Flooding in 2018 brought damage to a variety of roadways in Bradford County, however in the case of Overton Road in New Albany, a decided solution has not yet come forward on how best to repair the damage.

During a meeting last month, the Bradford County Commissioners shared their own concerns about the roadway.

“That road needs to be rebuilt, end of discussion,” said Commissioner Doug McLinko, who shared hopes of coming together with state elected officials and the township’s supervisors to see what can be done. He also believed that money should be available for the project, with the state having among the highest liquid fuels taxes in the nation.
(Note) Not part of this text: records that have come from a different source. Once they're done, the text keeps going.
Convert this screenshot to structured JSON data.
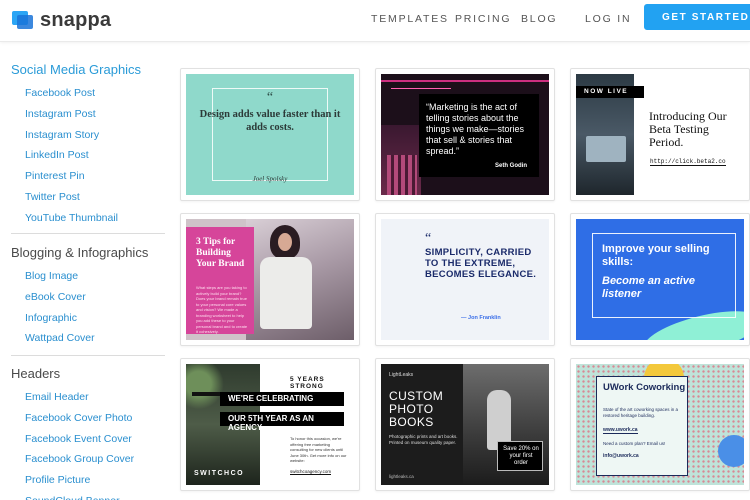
{
  "header": {
    "logo_text": "snappa",
    "nav": [
      "TEMPLATES",
      "PRICING",
      "BLOG"
    ],
    "login": "LOG IN",
    "cta": "GET STARTED FREE"
  },
  "sidebar": {
    "sections": [
      {
        "title": "Social Media Graphics",
        "items": [
          "Facebook Post",
          "Instagram Post",
          "Instagram Story",
          "LinkedIn Post",
          "Pinterest Pin",
          "Twitter Post",
          "YouTube Thumbnail"
        ]
      },
      {
        "title": "Blogging & Infographics",
        "items": [
          "Blog Image",
          "eBook Cover",
          "Infographic",
          "Wattpad Cover"
        ]
      },
      {
        "title": "Headers",
        "items": [
          "Email Header",
          "Facebook Cover Photo",
          "Facebook Event Cover",
          "Facebook Group Cover",
          "Profile Picture",
          "SoundCloud Banner"
        ]
      }
    ]
  },
  "templates": [
    {
      "quote_mark": "“",
      "text": "Design adds value faster than it adds costs.",
      "author": "Joel Spolsky"
    },
    {
      "text": "“Marketing is the act of telling stories about the things we make—stories that sell & stories that spread.”",
      "author": "Seth Godin"
    },
    {
      "badge": "NOW LIVE",
      "text": "Introducing Our Beta Testing Period.",
      "link": "http://click.beta2.co"
    },
    {
      "heading": "3 Tips for Building Your Brand",
      "body": "What steps are you taking to actively build your brand? Does your brand remain true to your personal core values and vision? We made a branding worksheet to help you add these to your personal brand and to create it cohesively."
    },
    {
      "quote_mark": "“",
      "text": "SIMPLICITY, CARRIED TO THE EXTREME, BECOMES ELEGANCE.",
      "author": "— Jon Franklin"
    },
    {
      "text": "Improve your selling skills:",
      "emphasis": "Become an active listener"
    },
    {
      "top": "5 YEARS STRONG",
      "line1": "WE'RE CELEBRATING",
      "line2": "OUR 5TH YEAR AS AN AGENCY",
      "body": "To honor this occasion, we're offering free marketing consulting for new clients until June 30th. Get more info on our website:",
      "brand": "SWITCHCO",
      "url": "switchcoagency.com"
    },
    {
      "small": "LightLeaks",
      "heading": "CUSTOM PHOTO BOOKS",
      "sub": "Photographic prints and art books. Printed on museum quality paper.",
      "badge": "Save 20% on your first order",
      "foot": "lightleaks.ca"
    },
    {
      "heading": "UWork Coworking",
      "body": "State of the art coworking spaces in a restored heritage building.",
      "url": "www.uwork.ca",
      "note": "Need a custom plan? Email us!",
      "email": "info@uwork.ca"
    }
  ]
}
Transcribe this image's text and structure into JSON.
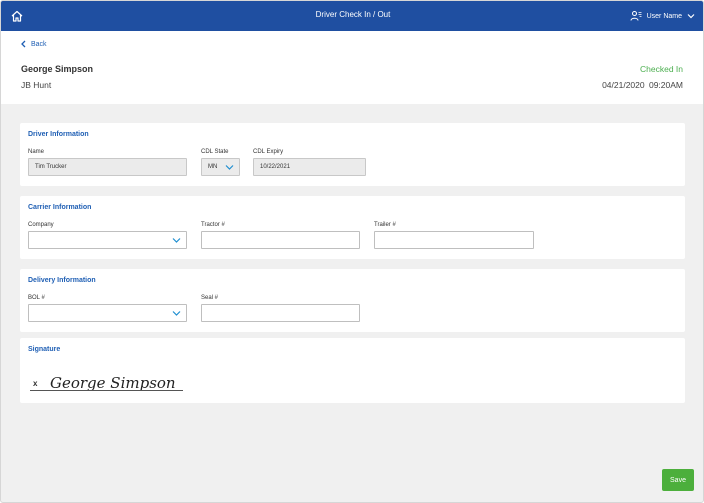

Commissioner Daryl Miller stressed there is a big public safety issue with the road’s closure.

“Now you have people who live within a stone’s throw of the fire department who are now going to be 20 minutes just to get to the other side,” said Miller.

According to PennDOT Project Manager Christopher Neidig, four options are currently being weighed with each posing either abandonment or relocation of parts of the roadway.

The first option involves partial restoration to provide access to those who need it, but would result in the rest of the roadway being abandoned, according to Neidig. The second option would be to build a township road from the east of Ladds Creek to Fawcett Avenue and connect that to the properties that would be affected.

Neidig stated that the third option involves possible purchasing of properties and abandonment of Overton Road. The last option would involve relocating Overton Road north above Ladds Creek and maintain it as a state highway.

Originally they looked to repair the road to its former condition, but a deep clay soil seam was found that would inhibit proper construction, according to Neidig.

“We know that we have issues with flooding there, so there is a possibility that whatever we do — or would do — to Overton Road would just get washed out in the next flood. We are trying to avoid that at this point.”

To repair Overton Road in its entirety would require either the placement of four caisson walls along parts of the roadway or two continuous caisson walls along the whole roadway to keep it from sliding in.

“The first thing we looked at is we identified the larger site down near Fawcett Avenue — putting a wall there wasn’t too bad,” stated Neidig. “While we were designing that wall and coming up with solutions, we identified three other sites along Overton Road that need to be addressed because they are sliding in as well.”

According to Neidig, the amount of money necessary to do a full repair of Overton Road wasn’t deemed feasible due to budget. The placement of four caisson walls and a full road restoration would come to a total of an estimated $10 million. Two continuous caisson walls and a full road restoration would come to an estimated total of $16 million.

“Just to give you an idea, Bradford County’s budget that they put on the road is about $5 million,” he stated. “If we were going to go with a 10 million dollar or a 15 million dollar project, we would be looking at all of Bradford County’s budget for two or three years. They are very expensive options, so we are looking at alternatives to mitigate that cost.”